Replacement Casts and Revivals
Reba McEntire in Annie Get Your Gun, Melanie Griffith in Chicago, Estelle Parsons in August Osage County – these are all leading ladies who have replaced original cast members in principal roles of long-running Broadway shows.
Sometimes replacement cast members improve a show, other times they work out okay, but in rare circumstances they can close a show prematurely. Replacement cast members in most cities of the world usually only exist in revivals of shows some time after the original run. But in the big smoke of New York and London, where shows can run for 10 years or more, replacement casts are a common necessity.
The current Chicago on Broadway (itself, a revival of the original) introduced the marketing concept of replacing leading actors with well-known celebrities in order to keep the show from going stale, in the process increasing ticket sales. Some of these experiments paid off, others didn’t. While Nathan Lane and Matthew Broderick in the Broadway stage version of The Producers simply proved too difficult to replace successfully.

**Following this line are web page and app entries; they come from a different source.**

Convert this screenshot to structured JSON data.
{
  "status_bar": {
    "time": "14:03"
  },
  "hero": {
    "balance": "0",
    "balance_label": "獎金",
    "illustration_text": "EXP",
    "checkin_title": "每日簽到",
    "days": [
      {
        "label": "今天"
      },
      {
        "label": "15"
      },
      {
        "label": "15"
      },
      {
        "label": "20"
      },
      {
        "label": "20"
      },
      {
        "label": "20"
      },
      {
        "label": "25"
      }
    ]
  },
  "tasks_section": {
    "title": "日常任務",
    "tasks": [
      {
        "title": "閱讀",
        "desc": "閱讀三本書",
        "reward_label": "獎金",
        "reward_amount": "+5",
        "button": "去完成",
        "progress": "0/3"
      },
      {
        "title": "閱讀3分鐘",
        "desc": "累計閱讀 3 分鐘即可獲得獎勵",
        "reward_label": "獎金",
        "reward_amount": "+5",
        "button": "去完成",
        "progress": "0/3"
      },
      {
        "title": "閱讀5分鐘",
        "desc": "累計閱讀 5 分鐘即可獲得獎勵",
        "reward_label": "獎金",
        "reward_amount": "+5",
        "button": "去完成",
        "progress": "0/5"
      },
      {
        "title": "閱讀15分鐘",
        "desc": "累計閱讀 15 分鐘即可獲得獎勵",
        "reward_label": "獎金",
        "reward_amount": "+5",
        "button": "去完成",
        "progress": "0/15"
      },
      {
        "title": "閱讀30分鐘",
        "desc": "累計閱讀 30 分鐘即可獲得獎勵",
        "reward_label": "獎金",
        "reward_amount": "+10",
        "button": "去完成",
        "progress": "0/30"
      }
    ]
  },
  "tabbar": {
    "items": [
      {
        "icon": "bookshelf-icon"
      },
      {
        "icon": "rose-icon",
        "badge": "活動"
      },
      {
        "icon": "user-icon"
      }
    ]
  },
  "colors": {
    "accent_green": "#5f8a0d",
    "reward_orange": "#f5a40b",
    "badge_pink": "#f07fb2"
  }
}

The New York Times has an interesting article about replacement casting on Broadway and reports the American Theatre Wing recently considered awarding outstanding actors who do not open in the original production with a Tony Award, but later scrapped the idea.
I wonder if any readers of The Drama Teacher have a story they’d like to share about their experiences seeing replacement cast members in plays or musicals? Do people think actors should be awarded a Tony if they didn’t star in the original run of a show?